- Movement, change of troop or ship formation for defense or offense purposes
- Fig. - Change of conduct, purpose or attitude
- BIOL. - Derivation of the species from living organisms, from others already in existence, through a process more or less gradual and continuous
- PHILOS. The hypothesis that attempts to explain all phenomena by successive transformations of a solitary original entity
While making critical commentary on these definitions of evolution, we can observe various aspects.
The first characterization of things developing and transforming themselves from one state to another is the gradual pace; if it were fast or accelerated, we would enter the concept of revolution.
The second observation is that the concept of evolution has two primary meanings, one being point 1) "The action of things developing or transforming by passing gradually from one state to another"; and of point 2) "effect of... ". The first refers to the internal dynamics of things that makes them develop or transform, in short, their development. The second relates to its external appearance that is nothing else but the effect or result of internal evolution and its external perception.

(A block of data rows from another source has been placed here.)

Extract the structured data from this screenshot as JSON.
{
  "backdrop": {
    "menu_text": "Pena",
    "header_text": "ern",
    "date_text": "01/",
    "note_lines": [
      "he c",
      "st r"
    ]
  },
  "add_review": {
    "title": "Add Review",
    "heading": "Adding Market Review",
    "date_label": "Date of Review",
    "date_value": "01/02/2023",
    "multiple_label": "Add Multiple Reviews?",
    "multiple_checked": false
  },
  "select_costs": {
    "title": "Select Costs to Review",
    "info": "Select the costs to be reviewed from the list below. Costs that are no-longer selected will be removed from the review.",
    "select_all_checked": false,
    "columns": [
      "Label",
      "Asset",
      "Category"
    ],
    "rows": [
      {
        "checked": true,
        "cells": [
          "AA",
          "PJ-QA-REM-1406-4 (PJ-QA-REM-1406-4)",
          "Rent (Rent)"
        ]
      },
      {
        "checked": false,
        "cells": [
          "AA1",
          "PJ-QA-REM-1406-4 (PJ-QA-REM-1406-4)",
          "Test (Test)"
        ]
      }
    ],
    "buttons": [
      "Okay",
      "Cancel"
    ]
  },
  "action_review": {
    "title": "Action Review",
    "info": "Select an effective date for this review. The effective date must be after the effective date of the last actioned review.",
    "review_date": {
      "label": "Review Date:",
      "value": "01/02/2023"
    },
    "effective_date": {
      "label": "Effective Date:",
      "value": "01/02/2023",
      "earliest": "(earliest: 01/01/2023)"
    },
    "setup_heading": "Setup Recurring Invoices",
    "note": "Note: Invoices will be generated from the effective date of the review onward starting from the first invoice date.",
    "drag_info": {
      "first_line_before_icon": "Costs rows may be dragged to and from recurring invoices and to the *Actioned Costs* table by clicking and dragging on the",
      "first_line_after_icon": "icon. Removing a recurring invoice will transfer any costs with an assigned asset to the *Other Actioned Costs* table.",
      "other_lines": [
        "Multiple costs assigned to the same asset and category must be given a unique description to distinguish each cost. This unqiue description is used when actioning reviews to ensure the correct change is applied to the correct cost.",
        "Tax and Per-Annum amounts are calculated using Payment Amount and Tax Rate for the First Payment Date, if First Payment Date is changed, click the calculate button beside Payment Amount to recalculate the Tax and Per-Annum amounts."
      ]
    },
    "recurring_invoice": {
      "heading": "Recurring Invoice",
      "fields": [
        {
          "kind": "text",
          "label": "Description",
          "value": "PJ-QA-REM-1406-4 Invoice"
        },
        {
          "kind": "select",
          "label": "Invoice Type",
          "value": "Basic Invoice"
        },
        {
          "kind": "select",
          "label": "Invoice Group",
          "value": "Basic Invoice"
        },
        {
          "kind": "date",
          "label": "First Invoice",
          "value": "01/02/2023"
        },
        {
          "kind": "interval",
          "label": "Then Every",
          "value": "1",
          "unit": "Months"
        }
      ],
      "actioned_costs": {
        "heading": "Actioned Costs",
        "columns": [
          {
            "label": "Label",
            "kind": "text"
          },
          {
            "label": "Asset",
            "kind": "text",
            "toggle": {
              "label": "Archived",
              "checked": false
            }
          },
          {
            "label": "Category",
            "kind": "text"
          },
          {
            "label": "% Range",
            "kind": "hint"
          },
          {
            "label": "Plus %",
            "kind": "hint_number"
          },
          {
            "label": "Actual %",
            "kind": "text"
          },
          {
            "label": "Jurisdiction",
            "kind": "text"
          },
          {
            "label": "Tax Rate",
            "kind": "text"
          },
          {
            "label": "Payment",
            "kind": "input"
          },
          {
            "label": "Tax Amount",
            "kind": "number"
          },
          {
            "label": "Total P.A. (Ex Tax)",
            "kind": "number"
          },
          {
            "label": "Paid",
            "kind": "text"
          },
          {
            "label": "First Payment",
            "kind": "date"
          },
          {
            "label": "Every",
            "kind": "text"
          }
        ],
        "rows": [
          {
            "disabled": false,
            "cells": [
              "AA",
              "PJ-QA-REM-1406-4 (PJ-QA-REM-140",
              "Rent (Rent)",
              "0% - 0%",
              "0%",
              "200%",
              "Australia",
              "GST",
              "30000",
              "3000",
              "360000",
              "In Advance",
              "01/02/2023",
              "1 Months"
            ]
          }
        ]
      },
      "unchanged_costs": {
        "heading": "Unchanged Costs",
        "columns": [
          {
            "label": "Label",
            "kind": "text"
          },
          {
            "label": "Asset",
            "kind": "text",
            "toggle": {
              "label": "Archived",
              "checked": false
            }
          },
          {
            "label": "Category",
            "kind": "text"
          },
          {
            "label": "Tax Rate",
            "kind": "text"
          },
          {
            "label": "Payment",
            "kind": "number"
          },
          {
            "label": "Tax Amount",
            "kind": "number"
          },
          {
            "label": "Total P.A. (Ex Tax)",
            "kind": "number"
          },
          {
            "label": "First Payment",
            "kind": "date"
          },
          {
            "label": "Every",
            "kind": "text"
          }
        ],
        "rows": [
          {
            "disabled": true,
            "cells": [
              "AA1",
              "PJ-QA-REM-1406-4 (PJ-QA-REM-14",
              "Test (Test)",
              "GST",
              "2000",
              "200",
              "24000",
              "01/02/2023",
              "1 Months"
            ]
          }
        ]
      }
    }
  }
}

Together with the two primary or general meanings, internal and external evolution, we find other specific purposes. In point 6), there is an especial mention of biological evolution. This definition does not add anything special except that, because of the usual dynamics of the evolution of the species, it is verifying the long-term concept for the field above. It is explicitly giving us the idea derived from the Darwinian Theory and its subsequent adaptations; that is, a specific type of concept of evolution referred in point 2).
In the assumption of understanding the point above 2) as an internal effect, the definition of evolution in point 6) would mean an external effect.
On its behalf, point 7) defines the philosophical base on which rests the mentioned theory and origin of life.
In conclusion, the concept of evolution in biology is different from the above two central ideas of development. In standard biology, it refers to the external perception of the changes or transformations and limits itself to a long-term process.
For the General Theory of the Conditional Evolution of Life –GTCEL–, the concept of evolution corresponds to the meanings of short-term and long-term internal dynamics in which, evolution being long-term, the addition of changes is no longer in the near-term but instead in each generation.
Next, we are going to explain the consequences of one focus or another of evolution.